- a utility services easement is a statutory easement that does not require registration, and even if it had jurisdiction, it would not be able to order registration of the easement.
Take away: When purchasing a lot, enquire whether the utility services utilised by the lot are supported by proper agreements or confirm to the requirements of sections 63 of the Strata Titles Act 1985 (WA) (‘Act”).
The 6 decisions requiring a special resolution:
- Altering the name of the Strata Scheme (s. 30(2)).
- Making, amending or removing conduct by-laws (also known as Schedule 2 by-laws) (s.44).
- Approving expenditure to improve or alter the common property beyond the requirements in sections 91(2) and 102(5) of the Act and regulation 80.
- Fixing the amount the Strata Company can spend in excess of the approved budget in each financial year (s.102(6)).
- Removing any member of the council of owners before the expiration of the member’s term of office only if the Strata has not amended or removed governance by-law 4.
What limits can a Strata Company place on the use of an owners lot?
A strata company made a by-law that owners may only keep cars in their carports to prevent an owner from allowing homeless people staying in the carport overnight. The carports formed part of the owners’ lots. Recently, an owner who left a bicycle and lawnmower in the carport was notified to remove them or face enforcement procedures.
According to s.46(j)(i) and (ii) of the Act, a by-law will be invalid if it is prejudicial, oppressive, discriminatory or unreasonable.
The by-law will be invalid if there is no rational connection between the restriction imposed and the protection of the enjoyment by owners of their lots and the common property.
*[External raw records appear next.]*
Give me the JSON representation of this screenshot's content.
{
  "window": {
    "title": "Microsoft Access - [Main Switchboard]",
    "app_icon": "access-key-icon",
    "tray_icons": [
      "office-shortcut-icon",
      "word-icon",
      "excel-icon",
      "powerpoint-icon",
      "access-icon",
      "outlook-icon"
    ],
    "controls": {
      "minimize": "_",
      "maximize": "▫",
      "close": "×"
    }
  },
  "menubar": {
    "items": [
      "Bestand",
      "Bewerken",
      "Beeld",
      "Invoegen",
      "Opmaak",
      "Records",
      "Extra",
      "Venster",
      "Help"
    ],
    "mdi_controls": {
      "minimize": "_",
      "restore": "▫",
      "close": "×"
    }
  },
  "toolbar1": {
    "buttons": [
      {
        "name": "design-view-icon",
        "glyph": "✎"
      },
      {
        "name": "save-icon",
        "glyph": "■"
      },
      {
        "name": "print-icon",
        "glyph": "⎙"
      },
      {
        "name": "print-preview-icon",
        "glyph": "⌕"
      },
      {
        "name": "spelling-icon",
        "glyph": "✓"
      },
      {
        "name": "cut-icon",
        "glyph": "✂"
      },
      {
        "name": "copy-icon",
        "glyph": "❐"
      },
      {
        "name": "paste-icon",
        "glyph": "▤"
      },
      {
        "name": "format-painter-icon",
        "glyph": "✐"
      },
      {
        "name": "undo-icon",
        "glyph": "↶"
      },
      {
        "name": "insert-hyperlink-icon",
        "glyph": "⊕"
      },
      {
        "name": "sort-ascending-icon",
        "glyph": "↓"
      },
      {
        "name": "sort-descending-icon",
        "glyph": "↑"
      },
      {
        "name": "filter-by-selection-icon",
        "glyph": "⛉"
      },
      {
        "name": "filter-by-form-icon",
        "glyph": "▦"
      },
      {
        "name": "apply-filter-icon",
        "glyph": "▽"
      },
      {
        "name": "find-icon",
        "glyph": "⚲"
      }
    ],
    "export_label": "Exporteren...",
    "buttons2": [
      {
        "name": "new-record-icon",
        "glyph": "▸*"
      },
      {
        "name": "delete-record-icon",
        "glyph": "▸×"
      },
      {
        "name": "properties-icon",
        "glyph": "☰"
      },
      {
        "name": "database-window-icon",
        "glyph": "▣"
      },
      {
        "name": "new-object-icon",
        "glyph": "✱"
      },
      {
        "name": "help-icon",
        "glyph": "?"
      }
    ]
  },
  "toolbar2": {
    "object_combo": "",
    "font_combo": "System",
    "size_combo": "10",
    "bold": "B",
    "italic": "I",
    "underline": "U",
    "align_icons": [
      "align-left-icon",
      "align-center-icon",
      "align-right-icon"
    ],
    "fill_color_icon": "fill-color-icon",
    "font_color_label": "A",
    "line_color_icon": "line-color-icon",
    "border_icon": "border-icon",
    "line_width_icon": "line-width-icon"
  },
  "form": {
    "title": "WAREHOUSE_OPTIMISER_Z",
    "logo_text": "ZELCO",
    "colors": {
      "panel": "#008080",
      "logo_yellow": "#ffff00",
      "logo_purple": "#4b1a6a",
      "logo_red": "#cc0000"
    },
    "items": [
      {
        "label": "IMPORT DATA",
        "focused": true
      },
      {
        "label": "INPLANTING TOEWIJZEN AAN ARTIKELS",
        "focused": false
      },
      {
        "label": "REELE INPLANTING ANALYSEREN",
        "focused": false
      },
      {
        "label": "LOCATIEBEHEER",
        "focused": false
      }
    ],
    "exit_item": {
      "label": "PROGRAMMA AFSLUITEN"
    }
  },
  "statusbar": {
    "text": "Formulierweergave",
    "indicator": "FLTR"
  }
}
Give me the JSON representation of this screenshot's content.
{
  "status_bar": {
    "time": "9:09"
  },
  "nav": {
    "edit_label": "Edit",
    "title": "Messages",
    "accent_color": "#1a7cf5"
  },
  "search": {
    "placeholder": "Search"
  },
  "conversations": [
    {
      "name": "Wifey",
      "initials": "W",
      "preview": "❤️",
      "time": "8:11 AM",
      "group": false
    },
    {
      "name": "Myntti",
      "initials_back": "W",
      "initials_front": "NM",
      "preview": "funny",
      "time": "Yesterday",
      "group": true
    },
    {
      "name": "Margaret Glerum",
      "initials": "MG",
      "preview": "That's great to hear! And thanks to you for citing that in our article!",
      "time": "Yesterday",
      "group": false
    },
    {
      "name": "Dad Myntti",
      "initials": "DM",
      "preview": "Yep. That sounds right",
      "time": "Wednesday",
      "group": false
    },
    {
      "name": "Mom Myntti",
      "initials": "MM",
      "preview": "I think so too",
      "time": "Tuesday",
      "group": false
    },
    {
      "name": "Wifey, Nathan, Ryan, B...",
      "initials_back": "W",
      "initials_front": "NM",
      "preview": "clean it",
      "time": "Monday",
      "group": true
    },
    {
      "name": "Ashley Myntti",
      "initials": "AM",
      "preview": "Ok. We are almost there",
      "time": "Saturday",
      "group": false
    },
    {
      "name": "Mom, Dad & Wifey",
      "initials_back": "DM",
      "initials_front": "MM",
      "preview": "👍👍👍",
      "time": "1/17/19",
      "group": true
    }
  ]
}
Importantly, where the restriction is imposed on an owner’s lot and not on the common property, a by-law may be oppressive if it:
- interferes with the use of an owner’s property to an extent not justified by legitimate concerns of others and where it provides no real benefit to others; or
- is a blanket restriction without exceptions for incidences where no nuisance, hazard or annoyance is created for others.
In this instant, the by-law may be invalid because:
- there is no rational connection between the restriction and the protection of other owners’ enjoyment of their lots and the common property;
- it interferes with the use of an owner’s property without there being a legitimate concern or real benefit to other owners; and
- it provides a blanket restriction without exceptions for incidences where no nuisance, hazard or annoyance was created for others.
No amendments to the Act came into effect in November 2022.
Interesting strata facts
- The highest strata lot in the world is the 431m high penthouse on the 129 to 131st floors of Central Park Towers in New York. It is 1,629m2 in extent and is on sale for 373 million dollars.
- In contrast, the most expensive residential sale in Australia was 140 million dollars paid in 2019 for a 3-floor penthouse and sub penthouse in the 247m high apartment block, One Sydney Harbour.
- The largest apartment management company in the world is Greystar Real Estate, which manages 536,342 apartments. Australia’s largest strata management company is PICA, with 260,000 units under management.
Disclaimer re content
The content in this newsletter is intended to provide general information only, and is not intended to be comprehensive, to constitute legal advice or to create a solicitor-client relationship with Douglas Cheveralls Pty Ltd (and no such relationship is created). Douglas Cheveralls Pty Ltd makes no warranties, guarantees or representations about the accuracy, currency or suitability of the information to specific circumstances, and will not be liable (including in negligence) for any loss suffered as a result of reliance on the information contained in this newsletter.